# EXERCISE DETAILS
This task calls for the complete listing below, reproduced exactly.
THE DATA: Begin
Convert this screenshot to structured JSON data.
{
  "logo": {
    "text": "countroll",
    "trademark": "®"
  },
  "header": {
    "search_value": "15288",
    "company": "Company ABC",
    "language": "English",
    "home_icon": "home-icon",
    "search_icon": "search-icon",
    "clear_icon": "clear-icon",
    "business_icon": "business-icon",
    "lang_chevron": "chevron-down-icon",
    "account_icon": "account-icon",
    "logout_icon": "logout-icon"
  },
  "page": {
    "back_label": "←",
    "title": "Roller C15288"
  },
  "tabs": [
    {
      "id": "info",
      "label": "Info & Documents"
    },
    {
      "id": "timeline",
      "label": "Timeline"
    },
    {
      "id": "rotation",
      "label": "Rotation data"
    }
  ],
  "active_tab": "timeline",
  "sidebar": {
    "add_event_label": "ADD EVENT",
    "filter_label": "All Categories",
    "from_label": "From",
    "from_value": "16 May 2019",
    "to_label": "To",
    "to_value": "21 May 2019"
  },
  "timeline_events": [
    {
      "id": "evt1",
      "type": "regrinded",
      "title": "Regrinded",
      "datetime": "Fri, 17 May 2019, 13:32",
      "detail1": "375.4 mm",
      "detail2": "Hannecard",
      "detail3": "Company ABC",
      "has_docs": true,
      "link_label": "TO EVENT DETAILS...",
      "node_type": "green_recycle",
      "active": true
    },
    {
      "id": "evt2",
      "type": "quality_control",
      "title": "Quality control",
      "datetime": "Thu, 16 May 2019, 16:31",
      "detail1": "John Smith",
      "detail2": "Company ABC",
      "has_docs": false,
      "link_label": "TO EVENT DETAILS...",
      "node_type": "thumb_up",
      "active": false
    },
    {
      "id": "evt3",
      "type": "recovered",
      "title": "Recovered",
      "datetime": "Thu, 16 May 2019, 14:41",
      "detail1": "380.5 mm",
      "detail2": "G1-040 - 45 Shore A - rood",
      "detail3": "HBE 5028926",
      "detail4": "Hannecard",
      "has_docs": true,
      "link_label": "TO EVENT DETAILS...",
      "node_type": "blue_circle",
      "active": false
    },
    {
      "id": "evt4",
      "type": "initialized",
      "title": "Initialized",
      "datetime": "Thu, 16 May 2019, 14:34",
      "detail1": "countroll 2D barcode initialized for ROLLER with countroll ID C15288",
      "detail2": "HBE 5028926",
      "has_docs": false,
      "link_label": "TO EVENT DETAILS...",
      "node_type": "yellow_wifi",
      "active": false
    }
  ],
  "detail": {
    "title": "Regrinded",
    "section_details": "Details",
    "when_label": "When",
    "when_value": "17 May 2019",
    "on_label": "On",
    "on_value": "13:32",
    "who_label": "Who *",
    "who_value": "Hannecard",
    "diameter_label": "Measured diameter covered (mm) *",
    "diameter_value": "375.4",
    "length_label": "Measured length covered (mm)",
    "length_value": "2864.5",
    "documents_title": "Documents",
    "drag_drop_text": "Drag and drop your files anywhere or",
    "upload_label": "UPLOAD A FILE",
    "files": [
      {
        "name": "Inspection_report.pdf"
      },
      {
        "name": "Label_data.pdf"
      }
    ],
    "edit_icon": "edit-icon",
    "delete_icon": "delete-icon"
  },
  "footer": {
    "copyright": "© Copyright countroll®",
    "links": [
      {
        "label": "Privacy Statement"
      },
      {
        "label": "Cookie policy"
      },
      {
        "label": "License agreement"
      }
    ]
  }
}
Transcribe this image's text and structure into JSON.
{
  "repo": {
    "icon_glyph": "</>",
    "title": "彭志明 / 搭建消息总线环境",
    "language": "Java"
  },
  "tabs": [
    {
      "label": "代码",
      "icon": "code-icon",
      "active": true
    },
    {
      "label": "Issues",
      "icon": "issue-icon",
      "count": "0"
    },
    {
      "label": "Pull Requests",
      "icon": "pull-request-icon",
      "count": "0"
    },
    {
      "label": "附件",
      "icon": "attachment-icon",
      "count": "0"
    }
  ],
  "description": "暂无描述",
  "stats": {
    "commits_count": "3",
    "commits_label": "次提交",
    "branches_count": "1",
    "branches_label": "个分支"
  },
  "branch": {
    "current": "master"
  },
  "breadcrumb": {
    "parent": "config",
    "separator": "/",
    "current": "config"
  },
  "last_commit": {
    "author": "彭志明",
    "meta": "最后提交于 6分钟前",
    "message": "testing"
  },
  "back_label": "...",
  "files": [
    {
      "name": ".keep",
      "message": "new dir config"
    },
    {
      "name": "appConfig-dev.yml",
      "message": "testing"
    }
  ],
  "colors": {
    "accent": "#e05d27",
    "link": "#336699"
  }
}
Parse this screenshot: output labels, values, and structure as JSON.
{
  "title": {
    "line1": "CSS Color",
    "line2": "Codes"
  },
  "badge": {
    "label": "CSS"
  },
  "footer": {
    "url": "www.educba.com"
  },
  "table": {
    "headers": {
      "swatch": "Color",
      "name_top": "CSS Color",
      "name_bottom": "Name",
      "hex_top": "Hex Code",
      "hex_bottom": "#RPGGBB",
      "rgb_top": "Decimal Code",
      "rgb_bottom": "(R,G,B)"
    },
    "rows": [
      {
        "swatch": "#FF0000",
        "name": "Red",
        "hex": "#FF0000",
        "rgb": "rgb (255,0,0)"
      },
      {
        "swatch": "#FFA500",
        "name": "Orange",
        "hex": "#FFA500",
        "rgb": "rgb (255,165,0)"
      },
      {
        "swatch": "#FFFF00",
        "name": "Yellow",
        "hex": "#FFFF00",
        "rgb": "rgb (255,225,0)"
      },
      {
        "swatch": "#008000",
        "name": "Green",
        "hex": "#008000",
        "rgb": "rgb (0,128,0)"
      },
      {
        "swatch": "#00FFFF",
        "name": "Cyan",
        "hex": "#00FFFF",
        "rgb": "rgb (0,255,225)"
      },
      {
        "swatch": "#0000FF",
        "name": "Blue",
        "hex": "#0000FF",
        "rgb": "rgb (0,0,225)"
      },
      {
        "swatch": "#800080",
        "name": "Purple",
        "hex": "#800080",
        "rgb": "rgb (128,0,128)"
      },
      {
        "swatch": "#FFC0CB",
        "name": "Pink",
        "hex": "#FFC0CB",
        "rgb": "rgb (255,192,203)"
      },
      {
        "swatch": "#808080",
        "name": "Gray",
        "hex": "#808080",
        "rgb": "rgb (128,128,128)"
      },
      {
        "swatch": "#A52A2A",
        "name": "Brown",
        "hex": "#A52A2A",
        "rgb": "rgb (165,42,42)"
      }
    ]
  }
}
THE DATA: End
# REPLY
Convert this screenshot to structured JSON data.
{
  "logo": {
    "text": "countroll",
    "trademark": "®"
  },
  "header": {
    "search_value": "15288",
    "company": "Company ABC",
    "language": "English",
    "home_icon": "home-icon",
    "search_icon": "search-icon",
    "clear_icon": "clear-icon",
    "business_icon": "business-icon",
    "lang_chevron": "chevron-down-icon",
    "account_icon": "account-icon",
    "logout_icon": "logout-icon"
  },
  "page": {
    "back_label": "←",
    "title": "Roller C15288"
  },
  "tabs": [
    {
      "id": "info",
      "label": "Info & Documents"
    },
    {
      "id": "timeline",
      "label": "Timeline"
    },
    {
      "id": "rotation",
      "label": "Rotation data"
    }
  ],
  "active_tab": "timeline",
  "sidebar": {
    "add_event_label": "ADD EVENT",
    "filter_label": "All Categories",
    "from_label": "From",
    "from_value": "16 May 2019",
    "to_label": "To",
    "to_value": "21 May 2019"
  },
  "timeline_events": [
    {
      "id": "evt1",
      "type": "regrinded",
      "title": "Regrinded",
      "datetime": "Fri, 17 May 2019, 13:32",
      "detail1": "375.4 mm",
      "detail2": "Hannecard",
      "detail3": "Company ABC",
      "has_docs": true,
      "link_label": "TO EVENT DETAILS...",
      "node_type": "green_recycle",
      "active": true
    },
    {
      "id": "evt2",
      "type": "quality_control",
      "title": "Quality control",
      "datetime": "Thu, 16 May 2019, 16:31",
      "detail1": "John Smith",
      "detail2": "Company ABC",
      "has_docs": false,
      "link_label": "TO EVENT DETAILS...",
      "node_type": "thumb_up",
      "active": false
    },
    {
      "id": "evt3",
      "type": "recovered",
      "title": "Recovered",
      "datetime": "Thu, 16 May 2019, 14:41",
      "detail1": "380.5 mm",
      "detail2": "G1-040 - 45 Shore A - rood",
      "detail3": "HBE 5028926",
      "detail4": "Hannecard",
      "has_docs": true,
      "link_label": "TO EVENT DETAILS...",
      "node_type": "blue_circle",
      "active": false
    },
    {
      "id": "evt4",
      "type": "initialized",
      "title": "Initialized",
      "datetime": "Thu, 16 May 2019, 14:34",
      "detail1": "countroll 2D barcode initialized for ROLLER with countroll ID C15288",
      "detail2": "HBE 5028926",
      "has_docs": false,
      "link_label": "TO EVENT DETAILS...",
      "node_type": "yellow_wifi",
      "active": false
    }
  ],
  "detail": {
    "title": "Regrinded",
    "section_details": "Details",
    "when_label": "When",
    "when_value": "17 May 2019",
    "on_label": "On",
    "on_value": "13:32",
    "who_label": "Who *",
    "who_value": "Hannecard",
    "diameter_label": "Measured diameter covered (mm) *",
    "diameter_value": "375.4",
    "length_label": "Measured length covered (mm)",
    "length_value": "2864.5",
    "documents_title": "Documents",
    "drag_drop_text": "Drag and drop your files anywhere or",
    "upload_label": "UPLOAD A FILE",
    "files": [
      {
        "name": "Inspection_report.pdf"
      },
      {
        "name": "Label_data.pdf"
      }
    ],
    "edit_icon": "edit-icon",
    "delete_icon": "delete-icon"
  },
  "footer": {
    "copyright": "© Copyright countroll®",
    "links": [
      {
        "label": "Privacy Statement"
      },
      {
        "label": "Cookie policy"
      },
      {
        "label": "License agreement"
      }
    ]
  }
}
Transcribe this image's text and structure into JSON.
{
  "repo": {
    "icon_glyph": "</>",
    "title": "彭志明 / 搭建消息总线环境",
    "language": "Java"
  },
  "tabs": [
    {
      "label": "代码",
      "icon": "code-icon",
      "active": true
    },
    {
      "label": "Issues",
      "icon": "issue-icon",
      "count": "0"
    },
    {
      "label": "Pull Requests",
      "icon": "pull-request-icon",
      "count": "0"
    },
    {
      "label": "附件",
      "icon": "attachment-icon",
      "count": "0"
    }
  ],
  "description": "暂无描述",
  "stats": {
    "commits_count": "3",
    "commits_label": "次提交",
    "branches_count": "1",
    "branches_label": "个分支"
  },
  "branch": {
    "current": "master"
  },
  "breadcrumb": {
    "parent": "config",
    "separator": "/",
    "current": "config"
  },
  "last_commit": {
    "author": "彭志明",
    "meta": "最后提交于 6分钟前",
    "message": "testing"
  },
  "back_label": "...",
  "files": [
    {
      "name": ".keep",
      "message": "new dir config"
    },
    {
      "name": "appConfig-dev.yml",
      "message": "testing"
    }
  ],
  "colors": {
    "accent": "#e05d27",
    "link": "#336699"
  }
}
Parse this screenshot: output labels, values, and structure as JSON.
{
  "title": {
    "line1": "CSS Color",
    "line2": "Codes"
  },
  "badge": {
    "label": "CSS"
  },
  "footer": {
    "url": "www.educba.com"
  },
  "table": {
    "headers": {
      "swatch": "Color",
      "name_top": "CSS Color",
      "name_bottom": "Name",
      "hex_top": "Hex Code",
      "hex_bottom": "#RPGGBB",
      "rgb_top": "Decimal Code",
      "rgb_bottom": "(R,G,B)"
    },
    "rows": [
      {
        "swatch": "#FF0000",
        "name": "Red",
        "hex": "#FF0000",
        "rgb": "rgb (255,0,0)"
      },
      {
        "swatch": "#FFA500",
        "name": "Orange",
        "hex": "#FFA500",
        "rgb": "rgb (255,165,0)"
      },
      {
        "swatch": "#FFFF00",
        "name": "Yellow",
        "hex": "#FFFF00",
        "rgb": "rgb (255,225,0)"
      },
      {
        "swatch": "#008000",
        "name": "Green",
        "hex": "#008000",
        "rgb": "rgb (0,128,0)"
      },
      {
        "swatch": "#00FFFF",
        "name": "Cyan",
        "hex": "#00FFFF",
        "rgb": "rgb (0,255,225)"
      },
      {
        "swatch": "#0000FF",
        "name": "Blue",
        "hex": "#0000FF",
        "rgb": "rgb (0,0,225)"
      },
      {
        "swatch": "#800080",
        "name": "Purple",
        "hex": "#800080",
        "rgb": "rgb (128,0,128)"
      },
      {
        "swatch": "#FFC0CB",
        "name": "Pink",
        "hex": "#FFC0CB",
        "rgb": "rgb (255,192,203)"
      },
      {
        "swatch": "#808080",
        "name": "Gray",
        "hex": "#808080",
        "rgb": "rgb (128,128,128)"
      },
      {
        "swatch": "#A52A2A",
        "name": "Brown",
        "hex": "#A52A2A",
        "rgb": "rgb (165,42,42)"
      }
    ]
  }
}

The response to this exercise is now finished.